Archive for the ‘ Mondays! ’ Category

ET Phone Home!

Today is Extraterrestrial Abductions Day.

Yeah, I was surprised too.

There really is a day for this which proves to me that we are desperate for reasons to party!

A relatively new holiday, it origins are unclear, but I’m sure weed, peyote, and gin were involved.

It stems from a 2008 Toronto celebration called Alien Abduction Day.

Oh Canada!

Seems Alien is a non-PC word, so Extraterrestrial it is!

The celebration can take many forms, but don’t look for any marches or pink hats.

Tin foil maybe, pink no.

Folks generally sit out in the yard waiting and wishing to be abducted by aliens.

Hey, it’s a reason to party, and it’s Monday, so bring on the tin foil and phone home ET!

Today is my 2,500th post, I know, I know, it should have been more monumental.

Have a great Monday.

UP On The Roof.

On January 30, 1969, The Beatles along with keyboard player Billy Preston surprised their business district neighbors with a rooftop concert at their headquarters.

In a 42 minute set, fans heard five different Beatles’ songs played several different ways.

All was going well until the Bobbies showed UP and demanded the lower the volume.

No one knows for sure whose idea it was and many insist it was impromptu.

It wasn’t.

Planned days earlier, George Harrison brought in Preston.  Harrison was hoping Preston’s presence would cement the rapidly dividing group.

It didn’t.

Drummer Ringo Starr said “…there was a plan to play somewhere.  We were wondering where we could go…the Palladium or the Sahara…but we would have to take all the stuff, so we decided, ‘Let’s go UP on the roof.’”

Engineer Alan Parsons recorded the event on two eight-track recorders and a film director brought in a camera crew to preserve the event for history.

Five stores below, spectators, some who were on lunch, were confused, but word quickly spread and the crowds began to gather.

That’s when the cops showed UP.

As the band played on, the Apple employees refused to let the police inside until threatened with arrest.

Realizing the concert would eventually be shut down; they played on for a few minutes to the delight of the crowd.

When they stopped, John Lennon said, “I’d like to say thank you on behalf of the group and ourselves and I hope we’ve passed the audition.”

It was their last public appearance as a group.

It’s A Mary Story…

I went to see Manchester by the Sea on Christmas Day.

So not a Christmas movie, so not.

Sad, depressing, foul language beyond the pale; it was a bad choice.

Now, don’t get me wrong.  The acting, story, script, etc. all great.

It was just sad, sad, sad.

The death of his brother is just the beginning of one sad event after another.
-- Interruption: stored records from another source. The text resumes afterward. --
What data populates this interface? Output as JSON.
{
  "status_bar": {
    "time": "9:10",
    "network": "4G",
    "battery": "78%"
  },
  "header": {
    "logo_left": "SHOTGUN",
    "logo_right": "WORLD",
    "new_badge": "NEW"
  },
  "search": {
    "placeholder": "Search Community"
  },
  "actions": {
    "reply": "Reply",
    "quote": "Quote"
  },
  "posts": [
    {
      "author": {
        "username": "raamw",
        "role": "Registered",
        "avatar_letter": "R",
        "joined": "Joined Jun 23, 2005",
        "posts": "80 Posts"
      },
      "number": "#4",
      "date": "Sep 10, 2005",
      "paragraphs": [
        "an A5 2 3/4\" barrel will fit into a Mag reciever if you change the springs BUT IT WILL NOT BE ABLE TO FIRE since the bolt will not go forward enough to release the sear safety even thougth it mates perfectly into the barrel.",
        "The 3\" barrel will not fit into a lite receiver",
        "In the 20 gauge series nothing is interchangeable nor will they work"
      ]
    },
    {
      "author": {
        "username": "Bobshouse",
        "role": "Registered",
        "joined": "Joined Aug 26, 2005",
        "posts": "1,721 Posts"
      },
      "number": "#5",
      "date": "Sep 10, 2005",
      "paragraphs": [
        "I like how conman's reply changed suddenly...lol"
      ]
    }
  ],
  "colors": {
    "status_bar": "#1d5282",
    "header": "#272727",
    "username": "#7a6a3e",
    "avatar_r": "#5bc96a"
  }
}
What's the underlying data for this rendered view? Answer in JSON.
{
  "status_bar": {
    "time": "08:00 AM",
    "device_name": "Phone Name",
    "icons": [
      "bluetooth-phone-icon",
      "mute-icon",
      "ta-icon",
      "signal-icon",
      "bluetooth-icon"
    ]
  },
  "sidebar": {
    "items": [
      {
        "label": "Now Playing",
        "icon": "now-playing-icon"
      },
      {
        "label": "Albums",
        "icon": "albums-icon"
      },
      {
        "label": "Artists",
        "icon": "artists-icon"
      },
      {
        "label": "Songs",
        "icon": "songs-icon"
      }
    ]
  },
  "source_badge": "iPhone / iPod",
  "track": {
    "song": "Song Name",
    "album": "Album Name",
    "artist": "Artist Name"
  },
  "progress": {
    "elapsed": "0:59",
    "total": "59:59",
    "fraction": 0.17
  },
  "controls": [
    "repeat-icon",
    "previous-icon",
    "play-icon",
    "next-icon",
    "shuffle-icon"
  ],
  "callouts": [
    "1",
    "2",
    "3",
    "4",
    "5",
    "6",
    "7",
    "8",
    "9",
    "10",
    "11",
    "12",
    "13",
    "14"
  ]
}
And, it has one of those endings you have to make UP yourself.

It’s what we used to call a Mary Story.

Mary stories don’t have an ending, they just stop.

We called them, and by we, I mean Connie, Kim, and I, called them Mary Stories because of our mutual friend Mary.

Her stories just stopped, they didn’t end.

The Subject Was Roses comes to mind.

They leave you hanging, and I don’t mean in a “who shot JR” kind of way.

They just stop – no ending – no resolution – no answers.

Manchester by the Sea is one of those, it’s a Mary Story.

But the acting’s good, and the UP side is I never thought I’d say that about Casey Afleck.

Put Em UP!

Happy Boxing Day!!

Boxing Day?

Happy Boxing Day to Lizzi Lewis, Her Majesty, Queen Elizabeth II, the royal fam, and all my British friends.

“Boxing Day?” you ask.

It has nothing to do with pugilism.

Boxing day is a holiday celebrated the day after Christmas in the UK and the Commonwealth nations. The Uncommon ones celebrate as well.

It is the second day of Christmastide, sort of like the Eve after Christmas, rather than Christmas Eve.  We on this side of the pond apparently haven’t the patience of our forefathers.

So, where’s it come from?

Well, of course there are several theories – none written in stone.

The OED says it dates back to the 1830s, calling it the first week-day after Christmas and is a day on which letter carriers, errand boys, and servants receive a Christmas box.

OH, Boxing day, I get it!

But, it may be older.  The term Christmas-box dates back to the 17th century, and generally contained a gratuity.

Sorta like tipping the doorman, mailman, paperboy, stuff like that.

Samuel Pepys’ diary mentions the customer and links it to an older tradition.  Since servants would wait on the master on Christmas Day, they were allowed the following day to visit their families and the master would give them boxes containing gifts, cash, and even food – leftover from the family Christmas Dinner…hey, you’ve seen Downton Abbey, no one eats like that and stays as skinny as Ladies Mary and Edith!

So, although there might be a football game on the telly here in America, don’t go looking for a boxing match.

That’s not what Boxing Day is all about.